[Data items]

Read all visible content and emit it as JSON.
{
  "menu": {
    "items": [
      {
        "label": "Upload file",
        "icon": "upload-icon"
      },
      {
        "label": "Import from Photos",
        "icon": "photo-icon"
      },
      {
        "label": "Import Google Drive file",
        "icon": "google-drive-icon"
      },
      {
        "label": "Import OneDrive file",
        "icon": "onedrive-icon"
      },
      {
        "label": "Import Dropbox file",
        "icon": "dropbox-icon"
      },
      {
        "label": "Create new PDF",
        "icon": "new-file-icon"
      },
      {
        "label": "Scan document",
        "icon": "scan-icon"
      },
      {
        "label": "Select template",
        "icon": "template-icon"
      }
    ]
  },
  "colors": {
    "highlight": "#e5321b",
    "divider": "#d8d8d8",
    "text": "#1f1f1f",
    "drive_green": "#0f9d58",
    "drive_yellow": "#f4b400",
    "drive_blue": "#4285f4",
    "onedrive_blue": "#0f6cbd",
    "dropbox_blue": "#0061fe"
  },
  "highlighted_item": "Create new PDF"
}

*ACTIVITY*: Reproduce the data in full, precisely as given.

*EXERCISE SOLUTION*:
Read all visible content and emit it as JSON.
{
  "menu": {
    "items": [
      {
        "label": "Upload file",
        "icon": "upload-icon"
      },
      {
        "label": "Import from Photos",
        "icon": "photo-icon"
      },
      {
        "label": "Import Google Drive file",
        "icon": "google-drive-icon"
      },
      {
        "label": "Import OneDrive file",
        "icon": "onedrive-icon"
      },
      {
        "label": "Import Dropbox file",
        "icon": "dropbox-icon"
      },
      {
        "label": "Create new PDF",
        "icon": "new-file-icon"
      },
      {
        "label": "Scan document",
        "icon": "scan-icon"
      },
      {
        "label": "Select template",
        "icon": "template-icon"
      }
    ]
  },
  "colors": {
    "highlight": "#e5321b",
    "divider": "#d8d8d8",
    "text": "#1f1f1f",
    "drive_green": "#0f9d58",
    "drive_yellow": "#f4b400",
    "drive_blue": "#4285f4",
    "onedrive_blue": "#0f6cbd",
    "dropbox_blue": "#0061fe"
  },
  "highlighted_item": "Create new PDF"
}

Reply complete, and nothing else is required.